** INSTRUCTIONS FOR THE TASK **
What is needed is an exact copy of the data that follows.

======== LISTED ENTRIES

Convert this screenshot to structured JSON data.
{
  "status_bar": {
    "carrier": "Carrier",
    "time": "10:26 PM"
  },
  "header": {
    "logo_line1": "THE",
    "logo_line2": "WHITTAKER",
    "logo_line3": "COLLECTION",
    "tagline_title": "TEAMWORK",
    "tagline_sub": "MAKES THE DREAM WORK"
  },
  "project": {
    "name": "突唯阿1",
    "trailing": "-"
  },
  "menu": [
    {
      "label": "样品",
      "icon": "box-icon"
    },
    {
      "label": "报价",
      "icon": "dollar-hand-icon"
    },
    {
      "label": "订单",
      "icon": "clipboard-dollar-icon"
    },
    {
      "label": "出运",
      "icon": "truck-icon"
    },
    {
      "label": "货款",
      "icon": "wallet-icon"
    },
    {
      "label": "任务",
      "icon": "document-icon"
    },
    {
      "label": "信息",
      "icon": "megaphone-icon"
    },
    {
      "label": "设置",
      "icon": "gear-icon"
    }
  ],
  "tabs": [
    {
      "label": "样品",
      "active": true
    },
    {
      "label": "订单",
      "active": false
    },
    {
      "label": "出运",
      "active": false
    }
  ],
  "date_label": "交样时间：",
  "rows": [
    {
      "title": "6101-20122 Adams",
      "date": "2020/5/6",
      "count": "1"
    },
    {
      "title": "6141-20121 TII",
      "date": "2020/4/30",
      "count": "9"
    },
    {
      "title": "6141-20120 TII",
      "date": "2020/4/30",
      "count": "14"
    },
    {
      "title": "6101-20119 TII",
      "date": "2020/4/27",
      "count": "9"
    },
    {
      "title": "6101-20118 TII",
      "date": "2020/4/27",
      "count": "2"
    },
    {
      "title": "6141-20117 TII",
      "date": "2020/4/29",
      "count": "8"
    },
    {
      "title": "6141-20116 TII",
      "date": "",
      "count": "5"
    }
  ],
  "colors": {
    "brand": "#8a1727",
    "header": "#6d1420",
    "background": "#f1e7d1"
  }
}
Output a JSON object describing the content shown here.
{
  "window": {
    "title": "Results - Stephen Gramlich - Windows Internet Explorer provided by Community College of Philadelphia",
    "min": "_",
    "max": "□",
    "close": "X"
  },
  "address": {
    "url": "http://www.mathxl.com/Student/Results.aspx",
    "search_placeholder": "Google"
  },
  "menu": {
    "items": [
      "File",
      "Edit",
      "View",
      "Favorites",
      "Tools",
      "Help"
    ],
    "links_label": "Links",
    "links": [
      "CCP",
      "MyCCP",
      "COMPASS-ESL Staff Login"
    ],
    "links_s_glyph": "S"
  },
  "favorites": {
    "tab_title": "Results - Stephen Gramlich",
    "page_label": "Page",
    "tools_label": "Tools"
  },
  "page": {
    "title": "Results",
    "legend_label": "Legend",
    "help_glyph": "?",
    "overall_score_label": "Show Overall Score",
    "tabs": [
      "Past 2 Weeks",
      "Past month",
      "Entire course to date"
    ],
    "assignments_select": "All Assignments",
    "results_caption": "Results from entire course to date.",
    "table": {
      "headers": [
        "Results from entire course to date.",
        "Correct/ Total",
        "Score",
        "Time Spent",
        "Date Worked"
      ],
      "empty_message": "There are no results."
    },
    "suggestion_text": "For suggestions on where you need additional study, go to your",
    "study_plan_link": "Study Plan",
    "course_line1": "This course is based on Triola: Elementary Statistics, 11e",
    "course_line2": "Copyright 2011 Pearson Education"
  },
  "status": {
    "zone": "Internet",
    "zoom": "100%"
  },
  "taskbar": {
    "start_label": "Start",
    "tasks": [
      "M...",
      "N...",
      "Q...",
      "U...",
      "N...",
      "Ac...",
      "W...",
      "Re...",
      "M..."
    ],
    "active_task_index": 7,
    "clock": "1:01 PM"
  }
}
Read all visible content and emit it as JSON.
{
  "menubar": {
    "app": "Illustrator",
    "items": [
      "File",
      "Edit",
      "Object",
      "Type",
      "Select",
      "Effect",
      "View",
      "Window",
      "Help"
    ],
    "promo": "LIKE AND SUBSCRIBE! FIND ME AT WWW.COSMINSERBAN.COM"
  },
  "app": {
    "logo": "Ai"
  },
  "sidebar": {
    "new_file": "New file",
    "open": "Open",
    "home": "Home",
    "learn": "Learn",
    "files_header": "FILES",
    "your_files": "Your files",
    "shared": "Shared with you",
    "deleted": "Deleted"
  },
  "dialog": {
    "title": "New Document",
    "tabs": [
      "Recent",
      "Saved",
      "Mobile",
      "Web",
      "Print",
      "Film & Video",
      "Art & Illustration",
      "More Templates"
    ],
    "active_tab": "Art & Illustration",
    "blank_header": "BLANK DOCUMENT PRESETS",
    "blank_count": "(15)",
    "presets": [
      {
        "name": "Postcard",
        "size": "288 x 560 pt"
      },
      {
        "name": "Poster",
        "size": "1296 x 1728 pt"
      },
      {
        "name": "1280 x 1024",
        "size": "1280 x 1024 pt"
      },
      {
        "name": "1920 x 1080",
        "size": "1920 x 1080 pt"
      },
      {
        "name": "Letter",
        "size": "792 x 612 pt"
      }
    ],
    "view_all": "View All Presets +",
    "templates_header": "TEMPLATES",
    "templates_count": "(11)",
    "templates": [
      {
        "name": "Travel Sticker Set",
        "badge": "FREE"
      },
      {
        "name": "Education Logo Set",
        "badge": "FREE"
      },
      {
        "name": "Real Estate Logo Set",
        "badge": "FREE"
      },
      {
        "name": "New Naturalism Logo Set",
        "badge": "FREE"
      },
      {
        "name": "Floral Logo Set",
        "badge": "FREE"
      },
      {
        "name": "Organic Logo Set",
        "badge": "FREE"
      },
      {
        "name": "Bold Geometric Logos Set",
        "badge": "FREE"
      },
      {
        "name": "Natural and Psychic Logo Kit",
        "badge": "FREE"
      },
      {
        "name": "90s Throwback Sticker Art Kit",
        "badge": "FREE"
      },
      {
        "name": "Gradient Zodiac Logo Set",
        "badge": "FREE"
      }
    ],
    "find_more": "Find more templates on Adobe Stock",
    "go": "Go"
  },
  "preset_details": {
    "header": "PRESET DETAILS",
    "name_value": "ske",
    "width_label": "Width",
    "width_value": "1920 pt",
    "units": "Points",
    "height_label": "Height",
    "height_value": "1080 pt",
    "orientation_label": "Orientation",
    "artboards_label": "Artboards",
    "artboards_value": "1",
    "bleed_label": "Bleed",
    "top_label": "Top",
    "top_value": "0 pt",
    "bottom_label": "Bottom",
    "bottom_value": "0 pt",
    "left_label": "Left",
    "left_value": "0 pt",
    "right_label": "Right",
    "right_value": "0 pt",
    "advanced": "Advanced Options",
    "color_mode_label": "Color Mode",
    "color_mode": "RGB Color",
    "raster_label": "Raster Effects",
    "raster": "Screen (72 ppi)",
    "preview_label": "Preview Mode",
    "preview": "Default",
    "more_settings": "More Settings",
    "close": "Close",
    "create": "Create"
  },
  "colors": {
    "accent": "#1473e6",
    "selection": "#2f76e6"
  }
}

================

** EXERCISE ANSWER **
Convert this screenshot to structured JSON data.
{
  "status_bar": {
    "carrier": "Carrier",
    "time": "10:26 PM"
  },
  "header": {
    "logo_line1": "THE",
    "logo_line2": "WHITTAKER",
    "logo_line3": "COLLECTION",
    "tagline_title": "TEAMWORK",
    "tagline_sub": "MAKES THE DREAM WORK"
  },
  "project": {
    "name": "突唯阿1",
    "trailing": "-"
  },
  "menu": [
    {
      "label": "样品",
      "icon": "box-icon"
    },
    {
      "label": "报价",
      "icon": "dollar-hand-icon"
    },
    {
      "label": "订单",
      "icon": "clipboard-dollar-icon"
    },
    {
      "label": "出运",
      "icon": "truck-icon"
    },
    {
      "label": "货款",
      "icon": "wallet-icon"
    },
    {
      "label": "任务",
      "icon": "document-icon"
    },
    {
      "label": "信息",
      "icon": "megaphone-icon"
    },
    {
      "label": "设置",
      "icon": "gear-icon"
    }
  ],
  "tabs": [
    {
      "label": "样品",
      "active": true
    },
    {
      "label": "订单",
      "active": false
    },
    {
      "label": "出运",
      "active": false
    }
  ],
  "date_label": "交样时间：",
  "rows": [
    {
      "title": "6101-20122 Adams",
      "date": "2020/5/6",
      "count": "1"
    },
    {
      "title": "6141-20121 TII",
      "date": "2020/4/30",
      "count": "9"
    },
    {
      "title": "6141-20120 TII",
      "date": "2020/4/30",
      "count": "14"
    },
    {
      "title": "6101-20119 TII",
      "date": "2020/4/27",
      "count": "9"
    },
    {
      "title": "6101-20118 TII",
      "date": "2020/4/27",
      "count": "2"
    },
    {
      "title": "6141-20117 TII",
      "date": "2020/4/29",
      "count": "8"
    },
    {
      "title": "6141-20116 TII",
      "date": "",
      "count": "5"
    }
  ],
  "colors": {
    "brand": "#8a1727",
    "header": "#6d1420",
    "background": "#f1e7d1"
  }
}
Output a JSON object describing the content shown here.
{
  "window": {
    "title": "Results - Stephen Gramlich - Windows Internet Explorer provided by Community College of Philadelphia",
    "min": "_",
    "max": "□",
    "close": "X"
  },
  "address": {
    "url": "http://www.mathxl.com/Student/Results.aspx",
    "search_placeholder": "Google"
  },
  "menu": {
    "items": [
      "File",
      "Edit",
      "View",
      "Favorites",
      "Tools",
      "Help"
    ],
    "links_label": "Links",
    "links": [
      "CCP",
      "MyCCP",
      "COMPASS-ESL Staff Login"
    ],
    "links_s_glyph": "S"
  },
  "favorites": {
    "tab_title": "Results - Stephen Gramlich",
    "page_label": "Page",
    "tools_label": "Tools"
  },
  "page": {
    "title": "Results",
    "legend_label": "Legend",
    "help_glyph": "?",
    "overall_score_label": "Show Overall Score",
    "tabs": [
      "Past 2 Weeks",
      "Past month",
      "Entire course to date"
    ],
    "assignments_select": "All Assignments",
    "results_caption": "Results from entire course to date.",
    "table": {
      "headers": [
        "Results from entire course to date.",
        "Correct/ Total",
        "Score",
        "Time Spent",
        "Date Worked"
      ],
      "empty_message": "There are no results."
    },
    "suggestion_text": "For suggestions on where you need additional study, go to your",
    "study_plan_link": "Study Plan",
    "course_line1": "This course is based on Triola: Elementary Statistics, 11e",
    "course_line2": "Copyright 2011 Pearson Education"
  },
  "status": {
    "zone": "Internet",
    "zoom": "100%"
  },
  "taskbar": {
    "start_label": "Start",
    "tasks": [
      "M...",
      "N...",
      "Q...",
      "U...",
      "N...",
      "Ac...",
      "W...",
      "Re...",
      "M..."
    ],
    "active_task_index": 7,
    "clock": "1:01 PM"
  }
}
Read all visible content and emit it as JSON.
{
  "menubar": {
    "app": "Illustrator",
    "items": [
      "File",
      "Edit",
      "Object",
      "Type",
      "Select",
      "Effect",
      "View",
      "Window",
      "Help"
    ],
    "promo": "LIKE AND SUBSCRIBE! FIND ME AT WWW.COSMINSERBAN.COM"
  },
  "app": {
    "logo": "Ai"
  },
  "sidebar": {
    "new_file": "New file",
    "open": "Open",
    "home": "Home",
    "learn": "Learn",
    "files_header": "FILES",
    "your_files": "Your files",
    "shared": "Shared with you",
    "deleted": "Deleted"
  },
  "dialog": {
    "title": "New Document",
    "tabs": [
      "Recent",
      "Saved",
      "Mobile",
      "Web",
      "Print",
      "Film & Video",
      "Art & Illustration",
      "More Templates"
    ],
    "active_tab": "Art & Illustration",
    "blank_header": "BLANK DOCUMENT PRESETS",
    "blank_count": "(15)",
    "presets": [
      {
        "name": "Postcard",
        "size": "288 x 560 pt"
      },
      {
        "name": "Poster",
        "size": "1296 x 1728 pt"
      },
      {
        "name": "1280 x 1024",
        "size": "1280 x 1024 pt"
      },
      {
        "name": "1920 x 1080",
        "size": "1920 x 1080 pt"
      },
      {
        "name": "Letter",
        "size": "792 x 612 pt"
      }
    ],
    "view_all": "View All Presets +",
    "templates_header": "TEMPLATES",
    "templates_count": "(11)",
    "templates": [
      {
        "name": "Travel Sticker Set",
        "badge": "FREE"
      },
      {
        "name": "Education Logo Set",
        "badge": "FREE"
      },
      {
        "name": "Real Estate Logo Set",
        "badge": "FREE"
      },
      {
        "name": "New Naturalism Logo Set",
        "badge": "FREE"
      },
      {
        "name": "Floral Logo Set",
        "badge": "FREE"
      },
      {
        "name": "Organic Logo Set",
        "badge": "FREE"
      },
      {
        "name": "Bold Geometric Logos Set",
        "badge": "FREE"
      },
      {
        "name": "Natural and Psychic Logo Kit",
        "badge": "FREE"
      },
      {
        "name": "90s Throwback Sticker Art Kit",
        "badge": "FREE"
      },
      {
        "name": "Gradient Zodiac Logo Set",
        "badge": "FREE"
      }
    ],
    "find_more": "Find more templates on Adobe Stock",
    "go": "Go"
  },
  "preset_details": {
    "header": "PRESET DETAILS",
    "name_value": "ske",
    "width_label": "Width",
    "width_value": "1920 pt",
    "units": "Points",
    "height_label": "Height",
    "height_value": "1080 pt",
    "orientation_label": "Orientation",
    "artboards_label": "Artboards",
    "artboards_value": "1",
    "bleed_label": "Bleed",
    "top_label": "Top",
    "top_value": "0 pt",
    "bottom_label": "Bottom",
    "bottom_value": "0 pt",
    "left_label": "Left",
    "left_value": "0 pt",
    "right_label": "Right",
    "right_value": "0 pt",
    "advanced": "Advanced Options",
    "color_mode_label": "Color Mode",
    "color_mode": "RGB Color",
    "raster_label": "Raster Effects",
    "raster": "Screen (72 ppi)",
    "preview_label": "Preview Mode",
    "preview": "Default",
    "more_settings": "More Settings",
    "close": "Close",
    "create": "Create"
  },
  "colors": {
    "accent": "#1473e6",
    "selection": "#2f76e6"
  }
}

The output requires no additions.